Ski resorts are also emerging in the Tien Shan range—to which Europeans may soon flock, if global warming diminishes snowfall in the Alps. Kazakhstan is becoming a nation of individual consumers rather than cogs in a Soviet-style machine. The private sector now accounts for most of the workforce and economy, and private banks raise funds on the London Stock Exchange. Government assistance to small enterprises, privatized land ownership, agrarian subsidies, and higher government salaries have all contributed to rising living standards—in both cities and rural areas. The poverty rate has declined, unemployment is the region’s lowest, and the country is the destination of choice for migrant laborers. New homes and apartment blocks are sprouting around Almaty and Astana, with professionals commuting to jobs with international energy and consulting firms. “We aren’t smuggling capital overseas, instead we’re taking out mortgages,” boasted a young Almaty consultant who works for a Kazakh-multinational joint venture.

 

pages: 598 words: 172,137

Who Stole the American Dream? by Hedrick Smith

Amazon: amazon.comamazon.co.ukamazon.deamazon.fr

Affordable Care Act / Obamacare, airline deregulation, anti-communist, asset allocation, banking crisis, Bonfire of the Vanities, British Empire, business process, clean water, cloud computing, collateralized debt obligation, collective bargaining, corporate governance, Credit Default Swap, credit default swaps / collateralized debt obligations, currency manipulation / currency intervention, David Brooks, Deng Xiaoping, desegregation, Double Irish / Dutch Sandwich, family office, full employment, global supply chain, Gordon Gekko, guest worker program, hiring and firing, housing crisis, Howard Zinn, income inequality, index fund, informal economy, invisible hand, Joseph Schumpeter, Kenneth Rogoff, knowledge economy, knowledge worker, laissez-faire capitalism, late fees, Long Term Capital Management, low cost carrier, manufacturing employment, market fundamentalism, Maui Hawaii, mortgage debt, new economy, Occupy movement, Own Your Own Home, Peter Thiel, Plutonomy: Buying Luxury, Explaining Global Imbalances, Ponzi scheme, Ralph Nader, RAND corporation, Renaissance Technologies, reshoring, rising living standards, Robert Shiller, Robert Shiller, rolodex, Ronald Reagan, shareholder value, Shenzhen was a fishing village, Silicon Valley, Silicon Valley startup, Steve Jobs, The Chicago School, The Spirit Level, too big to fail, transaction costs, transcontinental railway, union organizing, Unsafe at Any Speed, Vanguard fund, We are the 99%, women in the workforce, working poor, Y2K
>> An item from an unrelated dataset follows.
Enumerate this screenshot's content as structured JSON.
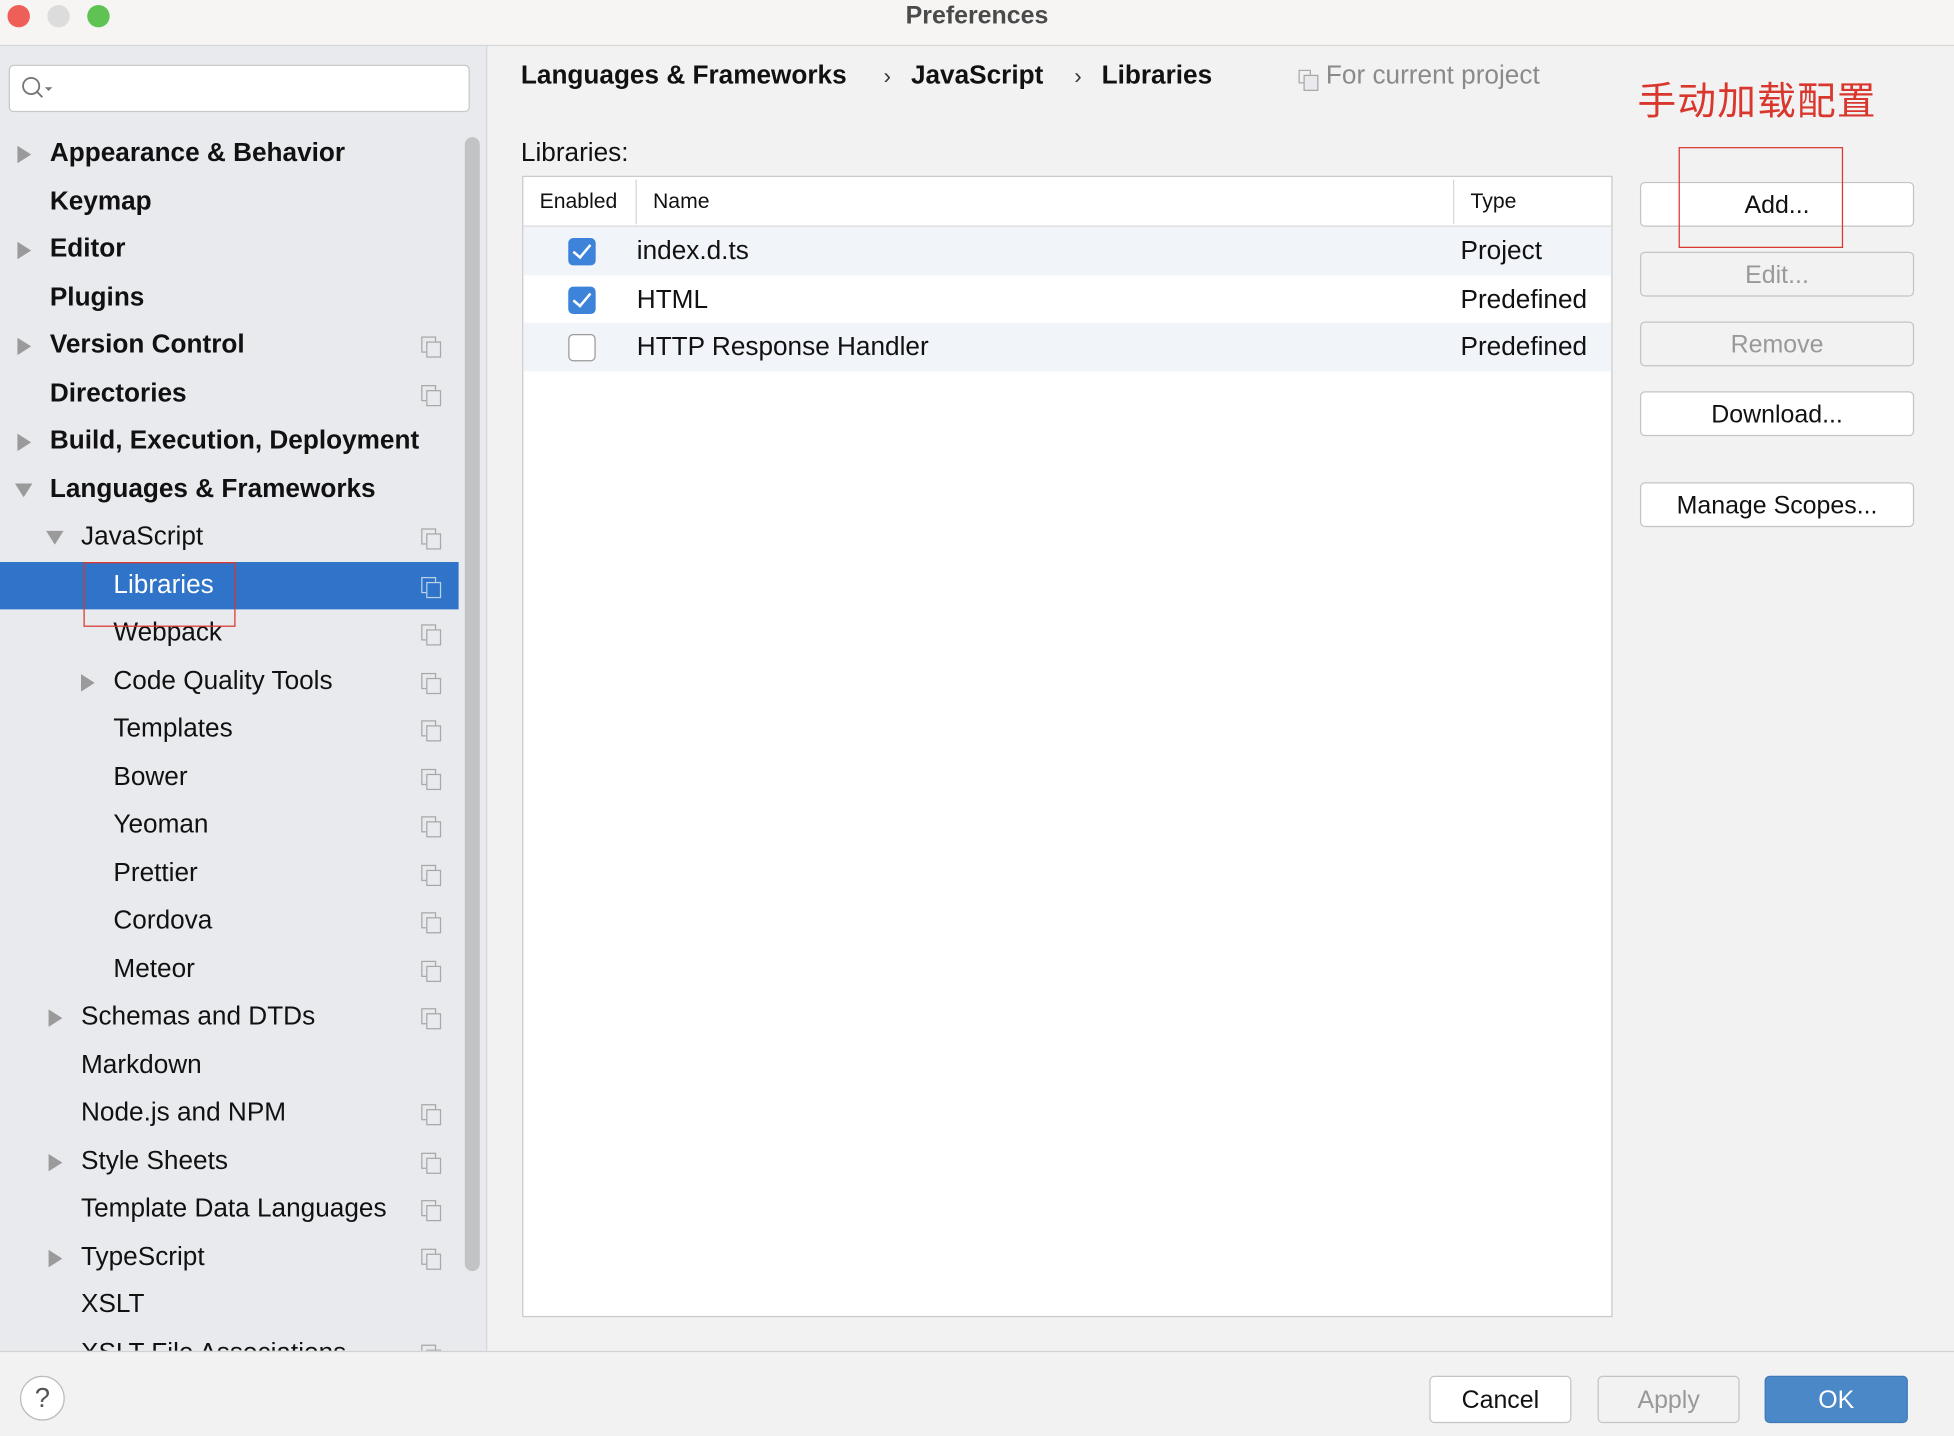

A recent International Monetary Fund study came to a similar conclusion—that a high level of income inequality can be “destructive” to sustained growth and that the best condition for long-term growth is “more equality in the income distribution.” The Unraveling The opposite has happened in America since the late 1970s. The soaring wealth of the super-rich has brought the unraveling of the American Dream for the middle class—the dream of a steady job with decent pay and health benefits, rising living standards, a home of your own, a secure retirement, and the hope that your children would enjoy a better future. As a country, we have declined from an era of middle-class prosperity and middle-class power from the 1940s to the 1970s to an era of vast fortunes and mass economic insecurity. We have fallen from being the envy of the world, with the most widely shared economic prosperity and the most affluent middle class of any place on earth, to losing our title as “the land of opportunity.”